▸ REQUIRED WORK: All lines of the following material must be written out exactly as they appear.
****
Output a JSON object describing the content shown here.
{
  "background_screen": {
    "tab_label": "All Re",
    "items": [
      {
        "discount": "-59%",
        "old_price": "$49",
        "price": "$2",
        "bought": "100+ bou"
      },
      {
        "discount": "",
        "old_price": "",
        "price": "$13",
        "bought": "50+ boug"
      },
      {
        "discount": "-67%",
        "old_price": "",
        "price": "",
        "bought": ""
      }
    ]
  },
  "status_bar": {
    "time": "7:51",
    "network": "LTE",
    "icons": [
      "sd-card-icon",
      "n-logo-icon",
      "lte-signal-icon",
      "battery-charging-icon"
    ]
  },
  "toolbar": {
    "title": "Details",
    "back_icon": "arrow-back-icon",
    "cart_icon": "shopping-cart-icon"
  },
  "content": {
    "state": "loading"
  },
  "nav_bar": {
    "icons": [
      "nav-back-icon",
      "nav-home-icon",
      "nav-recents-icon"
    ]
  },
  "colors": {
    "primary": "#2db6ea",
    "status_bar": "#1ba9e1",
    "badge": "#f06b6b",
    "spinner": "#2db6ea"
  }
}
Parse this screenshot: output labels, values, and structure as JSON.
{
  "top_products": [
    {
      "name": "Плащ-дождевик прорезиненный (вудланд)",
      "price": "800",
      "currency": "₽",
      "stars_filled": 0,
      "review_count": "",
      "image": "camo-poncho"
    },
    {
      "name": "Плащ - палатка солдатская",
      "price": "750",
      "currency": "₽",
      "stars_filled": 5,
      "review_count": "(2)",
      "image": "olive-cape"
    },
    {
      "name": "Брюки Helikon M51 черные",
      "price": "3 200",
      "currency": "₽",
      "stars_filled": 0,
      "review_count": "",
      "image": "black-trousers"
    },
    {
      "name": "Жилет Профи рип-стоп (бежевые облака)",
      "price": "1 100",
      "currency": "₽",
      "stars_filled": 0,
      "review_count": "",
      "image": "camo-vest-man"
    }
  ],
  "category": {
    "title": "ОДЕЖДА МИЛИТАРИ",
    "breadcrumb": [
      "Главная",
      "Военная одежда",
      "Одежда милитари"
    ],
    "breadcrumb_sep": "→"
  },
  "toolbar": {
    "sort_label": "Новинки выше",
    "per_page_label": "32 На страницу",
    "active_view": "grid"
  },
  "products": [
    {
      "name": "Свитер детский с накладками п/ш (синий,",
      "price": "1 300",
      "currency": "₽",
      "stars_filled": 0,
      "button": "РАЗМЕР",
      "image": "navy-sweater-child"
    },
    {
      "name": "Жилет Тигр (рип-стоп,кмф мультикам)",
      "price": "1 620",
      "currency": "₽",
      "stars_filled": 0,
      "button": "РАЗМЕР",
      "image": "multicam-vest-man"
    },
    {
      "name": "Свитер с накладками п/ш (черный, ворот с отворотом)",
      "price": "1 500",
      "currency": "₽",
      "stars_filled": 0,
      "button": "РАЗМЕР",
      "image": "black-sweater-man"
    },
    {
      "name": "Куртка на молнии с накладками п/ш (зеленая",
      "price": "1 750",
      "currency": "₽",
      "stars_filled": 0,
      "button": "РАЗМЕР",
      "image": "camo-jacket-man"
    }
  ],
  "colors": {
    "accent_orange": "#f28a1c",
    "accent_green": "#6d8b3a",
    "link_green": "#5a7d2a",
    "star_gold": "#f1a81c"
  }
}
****
▸ TASK SOLUTION:
Output a JSON object describing the content shown here.
{
  "background_screen": {
    "tab_label": "All Re",
    "items": [
      {
        "discount": "-59%",
        "old_price": "$49",
        "price": "$2",
        "bought": "100+ bou"
      },
      {
        "discount": "",
        "old_price": "",
        "price": "$13",
        "bought": "50+ boug"
      },
      {
        "discount": "-67%",
        "old_price": "",
        "price": "",
        "bought": ""
      }
    ]
  },
  "status_bar": {
    "time": "7:51",
    "network": "LTE",
    "icons": [
      "sd-card-icon",
      "n-logo-icon",
      "lte-signal-icon",
      "battery-charging-icon"
    ]
  },
  "toolbar": {
    "title": "Details",
    "back_icon": "arrow-back-icon",
    "cart_icon": "shopping-cart-icon"
  },
  "content": {
    "state": "loading"
  },
  "nav_bar": {
    "icons": [
      "nav-back-icon",
      "nav-home-icon",
      "nav-recents-icon"
    ]
  },
  "colors": {
    "primary": "#2db6ea",
    "status_bar": "#1ba9e1",
    "badge": "#f06b6b",
    "spinner": "#2db6ea"
  }
}
Parse this screenshot: output labels, values, and structure as JSON.
{
  "top_products": [
    {
      "name": "Плащ-дождевик прорезиненный (вудланд)",
      "price": "800",
      "currency": "₽",
      "stars_filled": 0,
      "review_count": "",
      "image": "camo-poncho"
    },
    {
      "name": "Плащ - палатка солдатская",
      "price": "750",
      "currency": "₽",
      "stars_filled": 5,
      "review_count": "(2)",
      "image": "olive-cape"
    },
    {
      "name": "Брюки Helikon M51 черные",
      "price": "3 200",
      "currency": "₽",
      "stars_filled": 0,
      "review_count": "",
      "image": "black-trousers"
    },
    {
      "name": "Жилет Профи рип-стоп (бежевые облака)",
      "price": "1 100",
      "currency": "₽",
      "stars_filled": 0,
      "review_count": "",
      "image": "camo-vest-man"
    }
  ],
  "category": {
    "title": "ОДЕЖДА МИЛИТАРИ",
    "breadcrumb": [
      "Главная",
      "Военная одежда",
      "Одежда милитари"
    ],
    "breadcrumb_sep": "→"
  },
  "toolbar": {
    "sort_label": "Новинки выше",
    "per_page_label": "32 На страницу",
    "active_view": "grid"
  },
  "products": [
    {
      "name": "Свитер детский с накладками п/ш (синий,",
      "price": "1 300",
      "currency": "₽",
      "stars_filled": 0,
      "button": "РАЗМЕР",
      "image": "navy-sweater-child"
    },
    {
      "name": "Жилет Тигр (рип-стоп,кмф мультикам)",
      "price": "1 620",
      "currency": "₽",
      "stars_filled": 0,
      "button": "РАЗМЕР",
      "image": "multicam-vest-man"
    },
    {
      "name": "Свитер с накладками п/ш (черный, ворот с отворотом)",
      "price": "1 500",
      "currency": "₽",
      "stars_filled": 0,
      "button": "РАЗМЕР",
      "image": "black-sweater-man"
    },
    {
      "name": "Куртка на молнии с накладками п/ш (зеленая",
      "price": "1 750",
      "currency": "₽",
      "stars_filled": 0,
      "button": "РАЗМЕР",
      "image": "camo-jacket-man"
    }
  ],
  "colors": {
    "accent_orange": "#f28a1c",
    "accent_green": "#6d8b3a",
    "link_green": "#5a7d2a",
    "star_gold": "#f1a81c"
  }
}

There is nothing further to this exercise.